§ **Exercise instructions**: Using the data below, return all lines in which "true" appears.

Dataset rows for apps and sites
__________________________________________________
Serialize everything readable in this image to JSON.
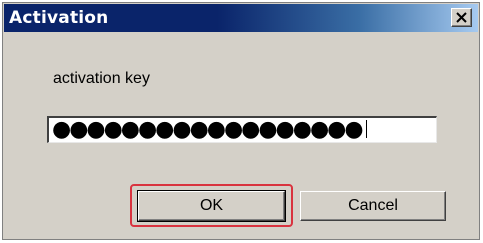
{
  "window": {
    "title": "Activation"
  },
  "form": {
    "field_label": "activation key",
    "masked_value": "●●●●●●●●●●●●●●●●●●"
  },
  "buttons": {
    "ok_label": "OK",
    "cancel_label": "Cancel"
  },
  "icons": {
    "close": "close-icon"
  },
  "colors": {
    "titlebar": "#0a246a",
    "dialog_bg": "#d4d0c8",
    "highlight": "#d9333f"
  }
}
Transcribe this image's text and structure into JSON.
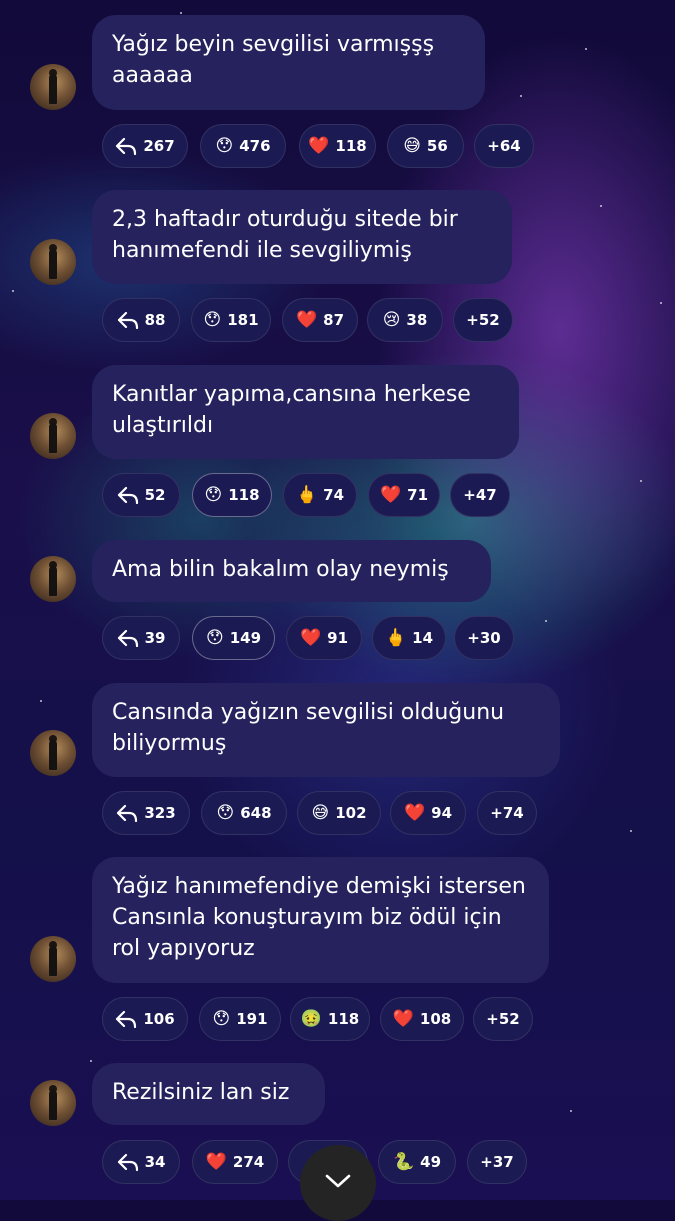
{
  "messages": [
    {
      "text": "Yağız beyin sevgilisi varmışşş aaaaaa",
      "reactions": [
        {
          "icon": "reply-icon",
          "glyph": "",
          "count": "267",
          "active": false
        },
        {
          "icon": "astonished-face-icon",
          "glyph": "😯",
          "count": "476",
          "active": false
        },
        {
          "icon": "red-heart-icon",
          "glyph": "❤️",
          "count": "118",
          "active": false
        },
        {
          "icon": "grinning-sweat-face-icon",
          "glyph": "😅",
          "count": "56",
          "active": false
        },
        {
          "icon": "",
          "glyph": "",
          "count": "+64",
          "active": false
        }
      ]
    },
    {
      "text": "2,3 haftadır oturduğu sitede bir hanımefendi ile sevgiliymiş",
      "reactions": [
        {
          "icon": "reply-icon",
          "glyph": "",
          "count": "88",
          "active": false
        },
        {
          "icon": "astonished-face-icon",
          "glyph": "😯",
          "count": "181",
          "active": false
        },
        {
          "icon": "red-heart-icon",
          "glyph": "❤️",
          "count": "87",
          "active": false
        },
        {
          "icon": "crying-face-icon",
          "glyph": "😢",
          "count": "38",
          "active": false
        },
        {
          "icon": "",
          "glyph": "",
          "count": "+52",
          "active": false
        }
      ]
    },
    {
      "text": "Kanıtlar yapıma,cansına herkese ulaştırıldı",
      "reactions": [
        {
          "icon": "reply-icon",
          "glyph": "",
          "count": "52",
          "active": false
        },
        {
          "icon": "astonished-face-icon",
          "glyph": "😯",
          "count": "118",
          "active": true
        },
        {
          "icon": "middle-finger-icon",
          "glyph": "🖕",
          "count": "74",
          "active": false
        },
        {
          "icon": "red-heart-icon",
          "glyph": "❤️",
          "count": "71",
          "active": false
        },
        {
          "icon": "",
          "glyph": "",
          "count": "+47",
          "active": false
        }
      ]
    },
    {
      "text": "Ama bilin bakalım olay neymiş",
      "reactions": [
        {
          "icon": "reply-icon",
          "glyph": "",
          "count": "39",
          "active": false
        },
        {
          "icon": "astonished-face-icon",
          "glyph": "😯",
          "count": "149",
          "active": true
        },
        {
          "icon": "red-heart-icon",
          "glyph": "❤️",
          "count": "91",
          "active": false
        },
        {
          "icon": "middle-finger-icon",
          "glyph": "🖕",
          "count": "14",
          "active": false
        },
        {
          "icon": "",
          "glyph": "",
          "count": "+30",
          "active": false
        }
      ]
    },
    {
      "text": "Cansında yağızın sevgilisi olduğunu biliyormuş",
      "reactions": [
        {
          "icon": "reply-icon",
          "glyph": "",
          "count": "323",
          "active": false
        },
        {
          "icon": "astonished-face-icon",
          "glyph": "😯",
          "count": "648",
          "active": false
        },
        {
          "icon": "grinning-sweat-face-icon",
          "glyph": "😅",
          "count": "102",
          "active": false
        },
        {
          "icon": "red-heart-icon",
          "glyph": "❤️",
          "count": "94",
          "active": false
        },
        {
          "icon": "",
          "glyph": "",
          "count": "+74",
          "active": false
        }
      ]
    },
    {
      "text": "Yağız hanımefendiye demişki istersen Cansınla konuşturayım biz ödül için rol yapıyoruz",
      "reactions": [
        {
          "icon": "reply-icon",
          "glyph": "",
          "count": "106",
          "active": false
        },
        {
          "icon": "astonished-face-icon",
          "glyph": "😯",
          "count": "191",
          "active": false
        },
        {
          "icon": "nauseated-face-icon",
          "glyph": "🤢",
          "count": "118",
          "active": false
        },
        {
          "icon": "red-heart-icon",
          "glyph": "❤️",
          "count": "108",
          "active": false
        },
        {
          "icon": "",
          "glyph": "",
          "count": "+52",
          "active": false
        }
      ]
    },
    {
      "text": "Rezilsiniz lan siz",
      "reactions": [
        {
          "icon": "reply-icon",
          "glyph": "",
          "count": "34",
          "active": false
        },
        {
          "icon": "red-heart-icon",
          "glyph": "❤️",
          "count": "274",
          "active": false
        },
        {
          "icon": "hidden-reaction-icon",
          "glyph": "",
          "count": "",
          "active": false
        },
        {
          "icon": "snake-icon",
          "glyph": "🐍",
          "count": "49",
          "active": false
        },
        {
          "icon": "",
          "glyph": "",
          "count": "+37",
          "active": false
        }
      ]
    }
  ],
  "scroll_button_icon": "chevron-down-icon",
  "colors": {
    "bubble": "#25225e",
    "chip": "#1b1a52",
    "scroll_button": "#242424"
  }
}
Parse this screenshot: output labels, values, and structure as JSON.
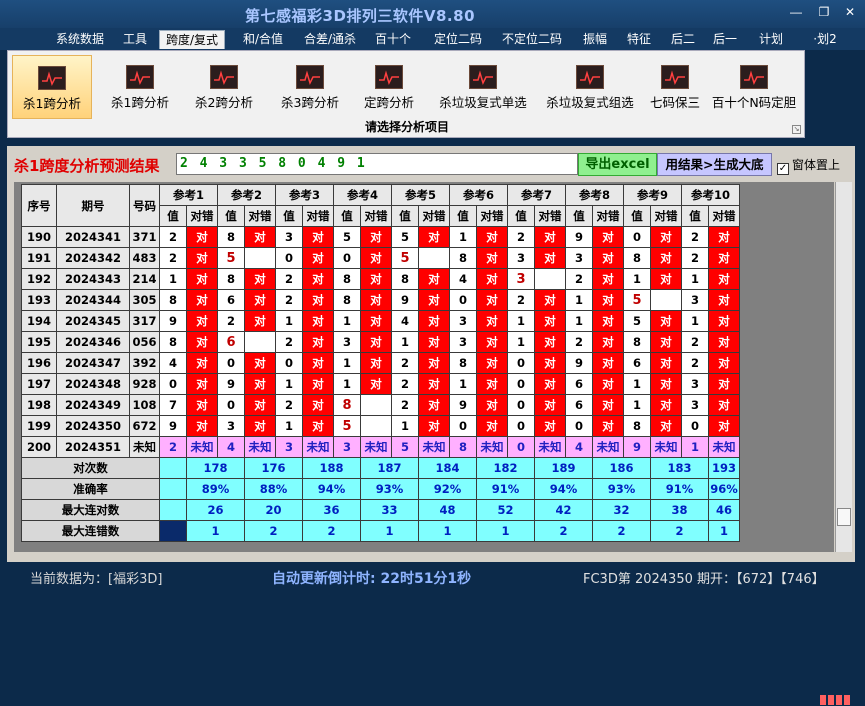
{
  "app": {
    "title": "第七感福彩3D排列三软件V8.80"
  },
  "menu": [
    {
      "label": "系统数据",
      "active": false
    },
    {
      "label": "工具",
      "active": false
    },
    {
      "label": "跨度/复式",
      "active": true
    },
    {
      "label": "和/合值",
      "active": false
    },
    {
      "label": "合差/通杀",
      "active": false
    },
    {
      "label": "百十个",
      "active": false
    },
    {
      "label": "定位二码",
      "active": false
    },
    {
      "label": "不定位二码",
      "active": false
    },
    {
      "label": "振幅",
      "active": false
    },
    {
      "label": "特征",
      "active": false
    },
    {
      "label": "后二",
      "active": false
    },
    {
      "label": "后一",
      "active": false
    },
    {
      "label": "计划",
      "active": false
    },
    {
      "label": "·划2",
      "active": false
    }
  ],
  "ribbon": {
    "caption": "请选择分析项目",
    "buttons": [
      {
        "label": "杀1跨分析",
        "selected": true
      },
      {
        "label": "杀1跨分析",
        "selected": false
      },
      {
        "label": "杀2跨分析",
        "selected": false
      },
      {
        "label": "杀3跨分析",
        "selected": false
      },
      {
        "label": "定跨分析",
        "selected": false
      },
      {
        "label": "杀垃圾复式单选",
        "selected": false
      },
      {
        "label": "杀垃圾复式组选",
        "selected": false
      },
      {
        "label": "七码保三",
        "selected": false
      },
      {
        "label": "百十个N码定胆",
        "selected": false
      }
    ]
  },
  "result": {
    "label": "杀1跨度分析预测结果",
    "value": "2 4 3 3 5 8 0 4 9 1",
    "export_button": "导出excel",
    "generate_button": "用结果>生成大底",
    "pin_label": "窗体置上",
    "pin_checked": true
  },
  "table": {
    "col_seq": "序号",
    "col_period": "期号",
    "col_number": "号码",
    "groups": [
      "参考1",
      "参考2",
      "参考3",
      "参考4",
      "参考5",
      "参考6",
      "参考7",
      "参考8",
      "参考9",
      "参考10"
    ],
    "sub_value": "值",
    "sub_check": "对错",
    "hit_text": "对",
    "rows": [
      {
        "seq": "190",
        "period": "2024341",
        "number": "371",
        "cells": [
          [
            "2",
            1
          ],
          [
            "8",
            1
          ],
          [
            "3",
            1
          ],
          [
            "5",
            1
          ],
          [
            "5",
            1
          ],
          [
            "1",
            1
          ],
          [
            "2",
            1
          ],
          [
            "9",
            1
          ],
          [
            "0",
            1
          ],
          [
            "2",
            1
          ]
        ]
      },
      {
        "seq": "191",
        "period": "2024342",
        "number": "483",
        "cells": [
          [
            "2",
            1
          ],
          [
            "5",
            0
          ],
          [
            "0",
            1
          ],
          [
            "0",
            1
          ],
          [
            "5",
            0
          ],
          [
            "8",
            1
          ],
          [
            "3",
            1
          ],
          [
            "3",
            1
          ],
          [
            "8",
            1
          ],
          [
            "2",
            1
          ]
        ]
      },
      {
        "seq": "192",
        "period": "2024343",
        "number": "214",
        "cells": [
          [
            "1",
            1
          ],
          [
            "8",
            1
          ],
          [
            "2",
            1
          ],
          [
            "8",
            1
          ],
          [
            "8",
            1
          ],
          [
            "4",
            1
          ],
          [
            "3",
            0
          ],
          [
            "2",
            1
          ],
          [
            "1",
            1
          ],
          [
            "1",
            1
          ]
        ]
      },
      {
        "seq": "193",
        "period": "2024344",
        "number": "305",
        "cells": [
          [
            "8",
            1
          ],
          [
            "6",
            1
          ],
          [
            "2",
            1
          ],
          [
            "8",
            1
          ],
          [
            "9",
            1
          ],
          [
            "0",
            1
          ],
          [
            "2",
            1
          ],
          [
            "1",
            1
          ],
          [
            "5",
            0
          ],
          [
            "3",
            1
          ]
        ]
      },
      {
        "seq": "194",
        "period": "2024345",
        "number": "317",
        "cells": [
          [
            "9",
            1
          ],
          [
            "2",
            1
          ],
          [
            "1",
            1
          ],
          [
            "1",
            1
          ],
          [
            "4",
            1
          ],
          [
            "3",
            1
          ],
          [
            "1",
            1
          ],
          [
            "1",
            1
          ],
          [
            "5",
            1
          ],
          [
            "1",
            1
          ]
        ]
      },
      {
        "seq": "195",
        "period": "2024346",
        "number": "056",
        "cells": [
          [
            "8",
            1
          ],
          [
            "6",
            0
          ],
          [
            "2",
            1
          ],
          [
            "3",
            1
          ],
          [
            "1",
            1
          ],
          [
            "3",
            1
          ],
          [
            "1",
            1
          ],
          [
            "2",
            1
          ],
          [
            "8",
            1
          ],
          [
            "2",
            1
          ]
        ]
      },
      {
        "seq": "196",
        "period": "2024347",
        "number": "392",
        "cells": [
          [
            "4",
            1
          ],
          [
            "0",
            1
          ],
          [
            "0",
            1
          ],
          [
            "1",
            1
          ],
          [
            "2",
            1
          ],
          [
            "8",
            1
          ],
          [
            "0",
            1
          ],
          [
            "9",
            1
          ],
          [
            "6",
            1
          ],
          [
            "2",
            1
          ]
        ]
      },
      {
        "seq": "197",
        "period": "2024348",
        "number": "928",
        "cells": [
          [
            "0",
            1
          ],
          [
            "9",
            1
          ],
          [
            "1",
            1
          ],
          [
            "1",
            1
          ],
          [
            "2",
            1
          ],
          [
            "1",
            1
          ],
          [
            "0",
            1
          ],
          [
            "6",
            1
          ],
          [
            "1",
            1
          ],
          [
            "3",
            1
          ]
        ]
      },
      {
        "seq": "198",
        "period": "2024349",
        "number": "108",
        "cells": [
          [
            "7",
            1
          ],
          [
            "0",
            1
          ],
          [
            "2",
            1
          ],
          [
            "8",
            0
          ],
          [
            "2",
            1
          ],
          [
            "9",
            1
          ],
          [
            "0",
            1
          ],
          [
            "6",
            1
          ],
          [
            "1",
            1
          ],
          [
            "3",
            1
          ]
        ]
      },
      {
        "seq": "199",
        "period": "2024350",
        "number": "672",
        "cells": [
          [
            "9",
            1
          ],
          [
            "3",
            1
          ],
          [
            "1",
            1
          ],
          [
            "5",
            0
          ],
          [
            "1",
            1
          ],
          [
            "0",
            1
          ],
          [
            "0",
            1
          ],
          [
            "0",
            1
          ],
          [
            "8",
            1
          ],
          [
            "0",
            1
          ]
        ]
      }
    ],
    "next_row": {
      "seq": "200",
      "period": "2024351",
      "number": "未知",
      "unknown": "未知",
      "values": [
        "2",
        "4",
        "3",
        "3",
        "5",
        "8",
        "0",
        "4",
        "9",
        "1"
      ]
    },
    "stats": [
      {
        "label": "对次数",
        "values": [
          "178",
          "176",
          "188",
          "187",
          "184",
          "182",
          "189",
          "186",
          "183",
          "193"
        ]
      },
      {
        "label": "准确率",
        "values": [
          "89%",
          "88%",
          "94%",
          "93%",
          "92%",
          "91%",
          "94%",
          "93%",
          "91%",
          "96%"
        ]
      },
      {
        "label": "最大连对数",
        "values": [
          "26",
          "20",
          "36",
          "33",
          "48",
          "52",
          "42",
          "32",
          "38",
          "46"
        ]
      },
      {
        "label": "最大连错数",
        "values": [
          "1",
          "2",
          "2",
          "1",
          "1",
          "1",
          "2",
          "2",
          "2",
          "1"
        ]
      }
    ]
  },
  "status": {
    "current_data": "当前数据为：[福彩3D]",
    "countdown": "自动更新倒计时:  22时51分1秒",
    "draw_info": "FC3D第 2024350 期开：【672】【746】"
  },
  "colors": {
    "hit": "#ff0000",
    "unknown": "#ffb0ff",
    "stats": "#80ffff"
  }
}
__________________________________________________
§ **Answer below**:
          "active": true
          "active": true
      "active": true
        "selected": true
    "pin_checked": true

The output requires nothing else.